Source records:
···
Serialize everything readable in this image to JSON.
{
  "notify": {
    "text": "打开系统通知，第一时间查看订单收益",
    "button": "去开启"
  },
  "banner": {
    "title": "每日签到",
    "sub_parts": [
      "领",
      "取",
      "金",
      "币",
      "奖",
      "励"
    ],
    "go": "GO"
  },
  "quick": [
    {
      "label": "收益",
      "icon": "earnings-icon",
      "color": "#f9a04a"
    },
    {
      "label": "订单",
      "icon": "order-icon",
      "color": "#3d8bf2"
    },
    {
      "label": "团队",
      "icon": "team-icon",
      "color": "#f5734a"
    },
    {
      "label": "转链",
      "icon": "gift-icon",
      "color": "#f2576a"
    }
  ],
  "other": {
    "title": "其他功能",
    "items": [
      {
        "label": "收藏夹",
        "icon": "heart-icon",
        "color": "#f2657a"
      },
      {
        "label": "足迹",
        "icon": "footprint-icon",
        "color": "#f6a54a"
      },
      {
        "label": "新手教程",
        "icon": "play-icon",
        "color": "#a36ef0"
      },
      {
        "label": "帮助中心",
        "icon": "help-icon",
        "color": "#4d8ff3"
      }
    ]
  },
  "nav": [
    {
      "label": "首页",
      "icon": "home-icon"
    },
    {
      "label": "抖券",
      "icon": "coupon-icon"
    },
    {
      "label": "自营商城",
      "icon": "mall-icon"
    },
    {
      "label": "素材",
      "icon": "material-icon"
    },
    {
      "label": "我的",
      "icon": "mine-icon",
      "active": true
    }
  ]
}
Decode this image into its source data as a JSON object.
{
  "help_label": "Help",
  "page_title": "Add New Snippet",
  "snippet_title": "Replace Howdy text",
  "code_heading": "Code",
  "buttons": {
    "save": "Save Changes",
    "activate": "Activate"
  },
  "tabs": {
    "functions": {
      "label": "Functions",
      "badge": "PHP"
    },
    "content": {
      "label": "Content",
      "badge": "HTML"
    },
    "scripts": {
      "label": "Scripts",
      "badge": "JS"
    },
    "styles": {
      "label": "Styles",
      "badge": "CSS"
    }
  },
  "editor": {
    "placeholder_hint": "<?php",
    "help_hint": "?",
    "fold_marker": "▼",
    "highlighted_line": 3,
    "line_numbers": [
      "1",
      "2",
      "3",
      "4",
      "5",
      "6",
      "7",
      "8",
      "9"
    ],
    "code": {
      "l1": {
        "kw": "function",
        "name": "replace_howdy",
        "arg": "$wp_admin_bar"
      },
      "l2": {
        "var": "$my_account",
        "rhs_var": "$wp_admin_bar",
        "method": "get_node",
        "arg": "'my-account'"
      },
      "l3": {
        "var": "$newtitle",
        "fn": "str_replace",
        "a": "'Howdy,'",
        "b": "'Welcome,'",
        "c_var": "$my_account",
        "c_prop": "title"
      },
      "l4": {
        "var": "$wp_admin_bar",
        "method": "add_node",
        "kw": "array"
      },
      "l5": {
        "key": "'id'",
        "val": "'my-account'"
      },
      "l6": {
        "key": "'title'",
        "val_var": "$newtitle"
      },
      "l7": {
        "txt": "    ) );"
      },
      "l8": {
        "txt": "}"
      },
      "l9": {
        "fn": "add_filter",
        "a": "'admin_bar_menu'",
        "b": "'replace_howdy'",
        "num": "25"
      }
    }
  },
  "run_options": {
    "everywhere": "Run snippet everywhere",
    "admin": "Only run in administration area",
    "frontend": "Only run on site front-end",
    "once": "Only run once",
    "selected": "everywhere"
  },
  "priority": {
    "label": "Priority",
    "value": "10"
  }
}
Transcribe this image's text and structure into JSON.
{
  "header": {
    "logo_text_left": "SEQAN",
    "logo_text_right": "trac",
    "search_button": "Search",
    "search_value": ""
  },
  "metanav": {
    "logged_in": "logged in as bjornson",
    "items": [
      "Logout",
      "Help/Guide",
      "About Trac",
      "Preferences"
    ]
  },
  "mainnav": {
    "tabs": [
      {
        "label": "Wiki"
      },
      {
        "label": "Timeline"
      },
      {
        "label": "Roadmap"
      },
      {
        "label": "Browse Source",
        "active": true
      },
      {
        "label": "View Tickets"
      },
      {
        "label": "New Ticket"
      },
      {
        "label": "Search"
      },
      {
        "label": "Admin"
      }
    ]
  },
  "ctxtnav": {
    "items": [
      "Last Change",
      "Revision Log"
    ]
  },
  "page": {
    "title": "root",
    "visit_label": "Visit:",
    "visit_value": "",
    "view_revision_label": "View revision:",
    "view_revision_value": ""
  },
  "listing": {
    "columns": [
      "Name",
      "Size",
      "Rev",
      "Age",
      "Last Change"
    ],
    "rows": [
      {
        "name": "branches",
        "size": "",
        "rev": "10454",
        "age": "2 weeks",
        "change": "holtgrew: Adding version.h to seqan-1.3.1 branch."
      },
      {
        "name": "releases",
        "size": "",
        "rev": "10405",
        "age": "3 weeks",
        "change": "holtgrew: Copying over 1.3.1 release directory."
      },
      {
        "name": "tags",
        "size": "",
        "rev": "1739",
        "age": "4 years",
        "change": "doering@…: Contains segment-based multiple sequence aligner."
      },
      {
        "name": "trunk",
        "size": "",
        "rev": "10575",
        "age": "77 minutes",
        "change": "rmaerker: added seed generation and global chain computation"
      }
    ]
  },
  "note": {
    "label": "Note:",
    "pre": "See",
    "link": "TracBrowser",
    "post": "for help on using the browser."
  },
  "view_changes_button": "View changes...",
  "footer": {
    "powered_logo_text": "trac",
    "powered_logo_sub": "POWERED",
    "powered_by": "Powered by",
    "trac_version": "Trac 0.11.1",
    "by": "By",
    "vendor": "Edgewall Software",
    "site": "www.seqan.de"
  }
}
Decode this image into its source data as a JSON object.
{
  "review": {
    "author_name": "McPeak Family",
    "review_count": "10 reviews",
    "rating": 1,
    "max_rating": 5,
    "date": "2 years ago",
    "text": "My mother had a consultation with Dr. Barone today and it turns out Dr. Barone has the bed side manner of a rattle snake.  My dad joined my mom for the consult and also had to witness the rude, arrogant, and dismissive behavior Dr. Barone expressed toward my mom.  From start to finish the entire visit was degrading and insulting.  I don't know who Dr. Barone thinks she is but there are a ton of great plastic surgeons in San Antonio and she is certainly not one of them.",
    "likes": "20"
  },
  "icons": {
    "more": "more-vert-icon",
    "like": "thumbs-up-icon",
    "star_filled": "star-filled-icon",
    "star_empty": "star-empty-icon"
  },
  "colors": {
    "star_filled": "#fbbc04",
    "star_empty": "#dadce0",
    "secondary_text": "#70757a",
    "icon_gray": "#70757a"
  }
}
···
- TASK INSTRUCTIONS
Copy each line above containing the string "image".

- TASK OUTPUT
Serialize everything readable in this image to JSON.
Decode this image into its source data as a JSON object.
Transcribe this image's text and structure into JSON.
Decode this image into its source data as a JSON object.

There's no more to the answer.